ENNISKILLEN, Northern Ireland -- Talks on a sweeping trade deal between the European Union and the United States, the world's two largest trading partners, are to get underway in Washington next month, President Barack Obama and top European Union officials said Monday.
"The EU-U.S. relationship is the biggest in the world," Obama said after meeting with European leaders at the G-8 summit in Enniskillen, Northern Ireland, citing roughly the $1 trillion in trade in goods and services between the two every year.
"This potentially ground-breaking partnership would deepen those ties."
The head of the EU's executive arm, European Commission President Jose Manuel Barroso, said a deal could bring "huge economic benefits" to both sides. Summit host British Prime Minister David Cameron said the trade pact could create 2 million jobs and "could be the biggest bilateral trade deal in history."

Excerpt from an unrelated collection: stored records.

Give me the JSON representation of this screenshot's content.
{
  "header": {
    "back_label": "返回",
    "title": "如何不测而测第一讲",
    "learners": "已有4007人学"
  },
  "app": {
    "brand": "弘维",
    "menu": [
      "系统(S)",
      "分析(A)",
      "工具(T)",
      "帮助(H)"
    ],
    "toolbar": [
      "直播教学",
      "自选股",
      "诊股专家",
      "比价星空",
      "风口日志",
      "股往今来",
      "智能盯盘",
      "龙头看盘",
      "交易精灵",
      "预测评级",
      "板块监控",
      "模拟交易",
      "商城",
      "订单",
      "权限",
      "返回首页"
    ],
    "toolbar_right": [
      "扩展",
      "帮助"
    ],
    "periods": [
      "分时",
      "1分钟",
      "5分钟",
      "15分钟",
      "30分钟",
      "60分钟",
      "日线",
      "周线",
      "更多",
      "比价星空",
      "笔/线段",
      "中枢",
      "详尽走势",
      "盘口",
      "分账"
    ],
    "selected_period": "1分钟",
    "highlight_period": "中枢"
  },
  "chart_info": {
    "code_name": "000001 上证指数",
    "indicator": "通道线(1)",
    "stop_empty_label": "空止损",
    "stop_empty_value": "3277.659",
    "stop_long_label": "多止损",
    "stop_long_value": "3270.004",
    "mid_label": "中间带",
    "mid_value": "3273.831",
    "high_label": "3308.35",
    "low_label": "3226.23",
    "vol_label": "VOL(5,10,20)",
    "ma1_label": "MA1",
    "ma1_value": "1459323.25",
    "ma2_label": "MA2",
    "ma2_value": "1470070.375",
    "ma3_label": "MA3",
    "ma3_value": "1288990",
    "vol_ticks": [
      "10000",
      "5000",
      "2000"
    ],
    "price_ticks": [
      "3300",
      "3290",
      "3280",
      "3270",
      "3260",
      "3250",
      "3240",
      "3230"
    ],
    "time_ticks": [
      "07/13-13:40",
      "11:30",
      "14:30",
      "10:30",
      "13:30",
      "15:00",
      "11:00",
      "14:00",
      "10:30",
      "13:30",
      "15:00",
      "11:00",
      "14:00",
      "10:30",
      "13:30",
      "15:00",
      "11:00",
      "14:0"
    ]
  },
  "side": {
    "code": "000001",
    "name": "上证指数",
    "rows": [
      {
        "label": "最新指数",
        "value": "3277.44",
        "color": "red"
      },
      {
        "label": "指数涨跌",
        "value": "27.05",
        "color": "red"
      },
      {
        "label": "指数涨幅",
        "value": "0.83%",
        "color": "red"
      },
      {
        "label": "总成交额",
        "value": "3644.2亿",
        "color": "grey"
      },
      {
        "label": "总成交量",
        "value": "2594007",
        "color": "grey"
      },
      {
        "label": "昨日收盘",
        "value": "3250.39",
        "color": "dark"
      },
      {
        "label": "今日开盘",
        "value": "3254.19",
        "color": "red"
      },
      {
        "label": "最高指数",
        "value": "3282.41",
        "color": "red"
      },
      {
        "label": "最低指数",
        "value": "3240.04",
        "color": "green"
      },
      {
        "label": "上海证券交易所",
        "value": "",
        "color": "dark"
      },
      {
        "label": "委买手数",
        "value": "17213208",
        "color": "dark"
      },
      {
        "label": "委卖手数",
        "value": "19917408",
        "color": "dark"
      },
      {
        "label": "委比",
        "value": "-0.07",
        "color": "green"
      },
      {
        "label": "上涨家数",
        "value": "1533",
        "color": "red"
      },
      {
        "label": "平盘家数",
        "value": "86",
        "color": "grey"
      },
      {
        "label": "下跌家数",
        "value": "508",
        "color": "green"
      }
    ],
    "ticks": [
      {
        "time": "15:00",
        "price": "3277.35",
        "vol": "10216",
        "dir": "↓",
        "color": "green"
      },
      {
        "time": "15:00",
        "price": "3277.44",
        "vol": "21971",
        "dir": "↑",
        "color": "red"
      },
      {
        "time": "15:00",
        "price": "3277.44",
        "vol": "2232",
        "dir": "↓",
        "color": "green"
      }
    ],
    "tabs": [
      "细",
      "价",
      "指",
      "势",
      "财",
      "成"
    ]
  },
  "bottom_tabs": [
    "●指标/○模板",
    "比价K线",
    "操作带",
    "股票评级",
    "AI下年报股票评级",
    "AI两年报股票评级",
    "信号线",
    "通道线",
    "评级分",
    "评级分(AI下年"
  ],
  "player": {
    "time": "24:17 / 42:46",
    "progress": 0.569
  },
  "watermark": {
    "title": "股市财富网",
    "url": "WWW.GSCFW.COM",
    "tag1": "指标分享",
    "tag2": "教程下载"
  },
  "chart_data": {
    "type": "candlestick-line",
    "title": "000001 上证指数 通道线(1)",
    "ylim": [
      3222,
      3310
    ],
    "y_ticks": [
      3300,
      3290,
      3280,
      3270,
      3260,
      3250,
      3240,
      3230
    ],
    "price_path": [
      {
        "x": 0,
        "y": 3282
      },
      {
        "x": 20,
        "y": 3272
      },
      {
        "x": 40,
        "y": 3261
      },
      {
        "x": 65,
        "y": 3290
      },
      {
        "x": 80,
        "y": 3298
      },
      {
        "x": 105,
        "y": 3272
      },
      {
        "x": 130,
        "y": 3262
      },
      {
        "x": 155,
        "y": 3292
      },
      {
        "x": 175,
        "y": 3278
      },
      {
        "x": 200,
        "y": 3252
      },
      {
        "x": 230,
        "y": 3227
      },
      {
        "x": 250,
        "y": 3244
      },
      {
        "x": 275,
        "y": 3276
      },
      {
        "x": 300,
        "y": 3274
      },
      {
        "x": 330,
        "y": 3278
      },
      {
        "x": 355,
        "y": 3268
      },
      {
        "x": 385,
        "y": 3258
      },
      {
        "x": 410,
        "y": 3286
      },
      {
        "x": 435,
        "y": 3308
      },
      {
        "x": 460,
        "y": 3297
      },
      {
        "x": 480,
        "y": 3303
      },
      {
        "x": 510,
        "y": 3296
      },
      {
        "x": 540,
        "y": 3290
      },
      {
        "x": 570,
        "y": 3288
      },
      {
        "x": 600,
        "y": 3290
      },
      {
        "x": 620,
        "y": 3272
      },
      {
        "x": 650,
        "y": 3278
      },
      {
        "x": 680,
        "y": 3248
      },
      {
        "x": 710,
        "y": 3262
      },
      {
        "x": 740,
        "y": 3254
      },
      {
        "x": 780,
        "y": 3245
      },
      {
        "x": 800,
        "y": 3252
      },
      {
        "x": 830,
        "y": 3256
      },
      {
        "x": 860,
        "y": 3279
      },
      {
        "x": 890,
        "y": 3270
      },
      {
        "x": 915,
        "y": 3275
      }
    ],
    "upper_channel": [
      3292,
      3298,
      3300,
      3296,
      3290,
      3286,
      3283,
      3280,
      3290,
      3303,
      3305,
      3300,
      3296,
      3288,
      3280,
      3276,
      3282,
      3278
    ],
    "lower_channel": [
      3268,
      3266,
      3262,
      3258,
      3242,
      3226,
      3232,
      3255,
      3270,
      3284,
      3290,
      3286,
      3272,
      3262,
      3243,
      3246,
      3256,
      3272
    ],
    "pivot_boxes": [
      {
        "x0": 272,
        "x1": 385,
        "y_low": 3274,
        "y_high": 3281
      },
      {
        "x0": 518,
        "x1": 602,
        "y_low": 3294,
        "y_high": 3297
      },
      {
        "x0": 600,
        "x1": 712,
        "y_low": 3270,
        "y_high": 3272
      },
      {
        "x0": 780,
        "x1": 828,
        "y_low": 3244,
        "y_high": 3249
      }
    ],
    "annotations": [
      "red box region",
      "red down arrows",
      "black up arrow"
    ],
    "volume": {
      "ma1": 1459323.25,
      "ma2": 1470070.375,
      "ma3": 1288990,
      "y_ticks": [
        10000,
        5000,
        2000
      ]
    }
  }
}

The aim of the trans-Atlantic deal would be to promote economic growth by eliminating the import tariffs and changing regulations that keep goods made on one side of the Atlantic from being sold on the other.
When the start of negotiations were first announced by Obama in his State of the Union address in March, it was estimated that a deal could boost each economy by more than a half-percentage point annually and significantly lower the cost of goods and services for consumers.

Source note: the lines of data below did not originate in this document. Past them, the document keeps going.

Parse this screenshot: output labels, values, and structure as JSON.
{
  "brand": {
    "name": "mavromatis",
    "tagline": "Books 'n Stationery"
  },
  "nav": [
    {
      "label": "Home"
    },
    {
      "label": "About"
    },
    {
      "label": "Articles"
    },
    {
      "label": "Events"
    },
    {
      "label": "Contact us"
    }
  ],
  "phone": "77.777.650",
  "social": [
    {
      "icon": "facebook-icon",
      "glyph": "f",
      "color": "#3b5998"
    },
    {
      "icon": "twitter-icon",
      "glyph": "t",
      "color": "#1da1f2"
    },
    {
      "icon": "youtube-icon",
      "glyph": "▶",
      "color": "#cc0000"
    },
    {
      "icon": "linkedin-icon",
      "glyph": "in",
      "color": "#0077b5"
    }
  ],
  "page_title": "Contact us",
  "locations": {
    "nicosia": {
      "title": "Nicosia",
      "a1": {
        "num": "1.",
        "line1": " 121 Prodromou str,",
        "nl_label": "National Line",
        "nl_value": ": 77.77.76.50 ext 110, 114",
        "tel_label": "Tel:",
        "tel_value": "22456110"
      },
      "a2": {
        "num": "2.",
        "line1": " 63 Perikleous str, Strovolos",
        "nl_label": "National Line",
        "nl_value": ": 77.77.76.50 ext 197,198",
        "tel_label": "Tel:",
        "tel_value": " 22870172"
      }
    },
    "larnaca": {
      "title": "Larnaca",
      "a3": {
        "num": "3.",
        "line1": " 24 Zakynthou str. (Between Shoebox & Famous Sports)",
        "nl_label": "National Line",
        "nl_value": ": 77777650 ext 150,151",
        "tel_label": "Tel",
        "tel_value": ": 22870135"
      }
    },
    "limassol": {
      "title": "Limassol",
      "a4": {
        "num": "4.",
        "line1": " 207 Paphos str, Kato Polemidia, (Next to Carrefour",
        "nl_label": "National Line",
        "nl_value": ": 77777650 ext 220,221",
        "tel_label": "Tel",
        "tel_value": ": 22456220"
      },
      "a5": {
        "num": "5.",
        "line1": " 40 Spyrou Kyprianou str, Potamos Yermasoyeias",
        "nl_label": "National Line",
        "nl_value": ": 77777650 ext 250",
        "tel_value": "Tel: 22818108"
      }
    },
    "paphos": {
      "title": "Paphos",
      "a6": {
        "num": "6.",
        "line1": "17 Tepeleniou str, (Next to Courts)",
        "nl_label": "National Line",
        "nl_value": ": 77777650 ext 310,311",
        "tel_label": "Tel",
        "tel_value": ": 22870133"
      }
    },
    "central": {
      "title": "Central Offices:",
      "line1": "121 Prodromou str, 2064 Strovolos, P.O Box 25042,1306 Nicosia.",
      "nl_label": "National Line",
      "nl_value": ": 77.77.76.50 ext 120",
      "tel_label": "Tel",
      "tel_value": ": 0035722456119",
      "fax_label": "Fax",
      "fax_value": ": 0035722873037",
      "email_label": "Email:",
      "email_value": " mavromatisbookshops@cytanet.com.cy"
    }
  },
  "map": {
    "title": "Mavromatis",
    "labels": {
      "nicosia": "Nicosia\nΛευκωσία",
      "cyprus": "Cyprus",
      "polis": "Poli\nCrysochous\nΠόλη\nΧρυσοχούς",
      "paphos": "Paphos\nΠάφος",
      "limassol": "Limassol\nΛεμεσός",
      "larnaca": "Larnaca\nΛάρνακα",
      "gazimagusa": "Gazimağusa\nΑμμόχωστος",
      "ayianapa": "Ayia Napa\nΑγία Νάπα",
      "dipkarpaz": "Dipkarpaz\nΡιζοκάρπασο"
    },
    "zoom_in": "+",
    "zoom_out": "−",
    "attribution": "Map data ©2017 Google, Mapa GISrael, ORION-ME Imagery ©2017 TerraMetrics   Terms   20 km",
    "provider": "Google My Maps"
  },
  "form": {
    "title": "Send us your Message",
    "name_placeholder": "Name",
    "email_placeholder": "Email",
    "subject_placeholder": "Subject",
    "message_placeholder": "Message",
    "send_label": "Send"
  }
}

Officials have said a deal could be reached next year. But securing one will be tricky. The talks will be watched warily by interest groups and would have to be approved by each side's lawmakers and leaders before the new trade arrangements take effect.

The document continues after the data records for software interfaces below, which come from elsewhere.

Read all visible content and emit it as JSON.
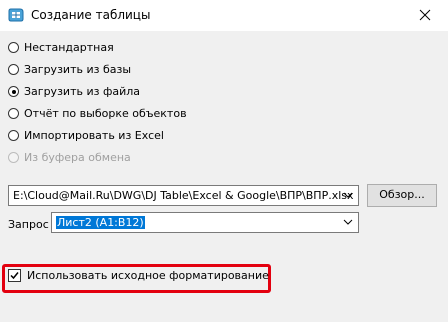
{
  "window": {
    "title": "Создание таблицы",
    "icon": "table-app-icon",
    "close_icon": "close-icon"
  },
  "source_options": [
    {
      "label": "Нестандартная",
      "selected": false,
      "enabled": true
    },
    {
      "label": "Загрузить из базы",
      "selected": false,
      "enabled": true
    },
    {
      "label": "Загрузить из файла",
      "selected": true,
      "enabled": true
    },
    {
      "label": "Отчёт по выборке объектов",
      "selected": false,
      "enabled": true
    },
    {
      "label": "Импортировать из Excel",
      "selected": false,
      "enabled": true
    },
    {
      "label": "Из буфера обмена",
      "selected": false,
      "enabled": false
    }
  ],
  "file": {
    "path_value": "E:\\Cloud@Mail.Ru\\DWG\\DJ Table\\Excel & Google\\ВПР\\ВПР.xlsx",
    "browse_label": "Обзор..."
  },
  "query": {
    "label": "Запрос",
    "value": "Лист2 (A1:B12)"
  },
  "formatting": {
    "label": "Использовать исходное форматирование",
    "checked": true
  },
  "colors": {
    "highlight": "#e3000f",
    "selection": "#0078d7",
    "panel": "#f0f0f0"
  }
}
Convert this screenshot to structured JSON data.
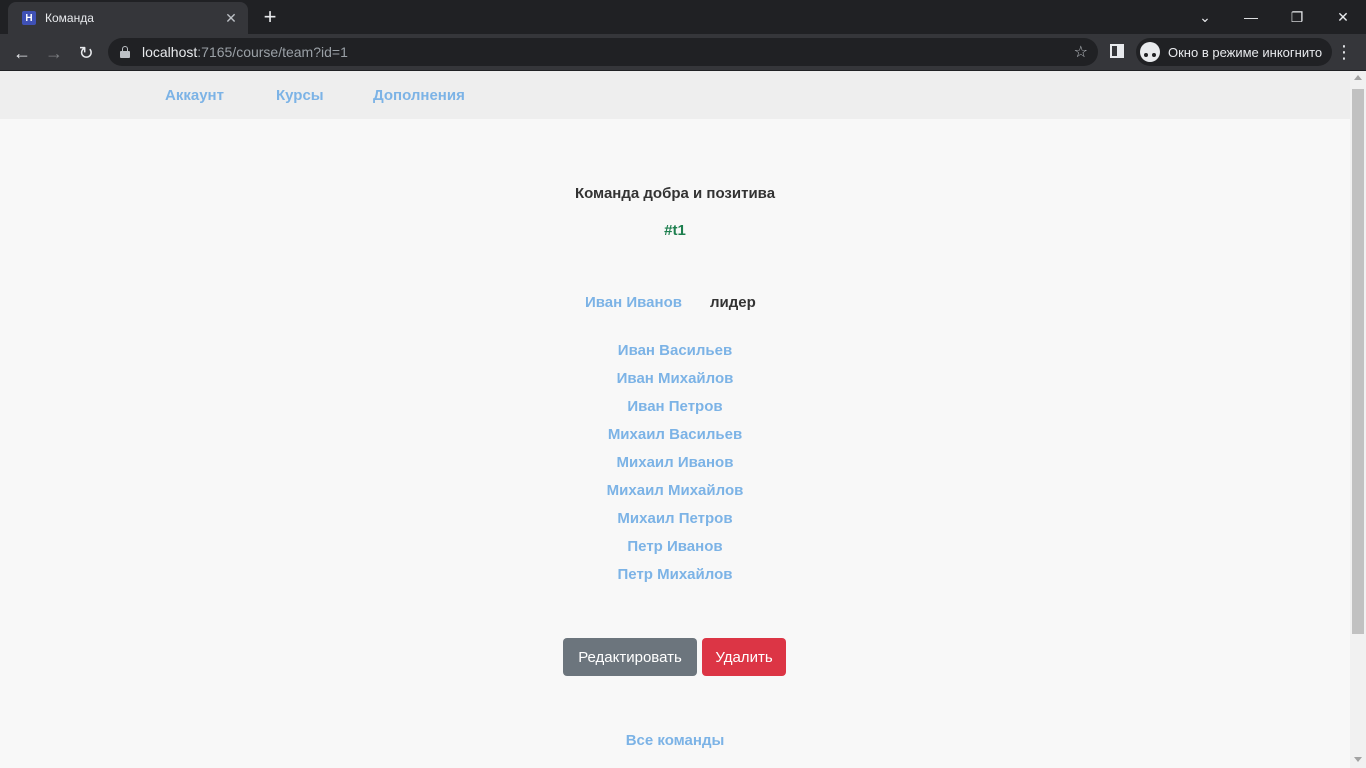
{
  "browser": {
    "tab_title": "Команда",
    "favicon_letter": "H",
    "url_host": "localhost",
    "url_path": ":7165/course/team?id=1",
    "incognito_label": "Окно в режиме инкогнито"
  },
  "nav": {
    "items": [
      {
        "label": "Аккаунт"
      },
      {
        "label": "Курсы"
      },
      {
        "label": "Дополнения"
      }
    ]
  },
  "team": {
    "name": "Команда добра и позитива",
    "tag": "#t1",
    "leader": {
      "name": "Иван Иванов",
      "role": "лидер"
    },
    "members": [
      "Иван Васильев",
      "Иван Михайлов",
      "Иван Петров",
      "Михаил Васильев",
      "Михаил Иванов",
      "Михаил Михайлов",
      "Михаил Петров",
      "Петр Иванов",
      "Петр Михайлов"
    ]
  },
  "actions": {
    "edit_label": "Редактировать",
    "delete_label": "Удалить",
    "all_teams_label": "Все команды"
  },
  "colors": {
    "link": "#7cb3e6",
    "tag": "#1e7f4f",
    "edit_button": "#6c757d",
    "delete_button": "#dc3545"
  }
}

The EU has already yielded to pressure. When it was putting together its mandate for the negotiations last week, France managed to get state assistance of the TV and movie industries taken off the table. Barroso said the issue could be revisited later. Meanwhile, U.S. labor officials have also expressed skepticism.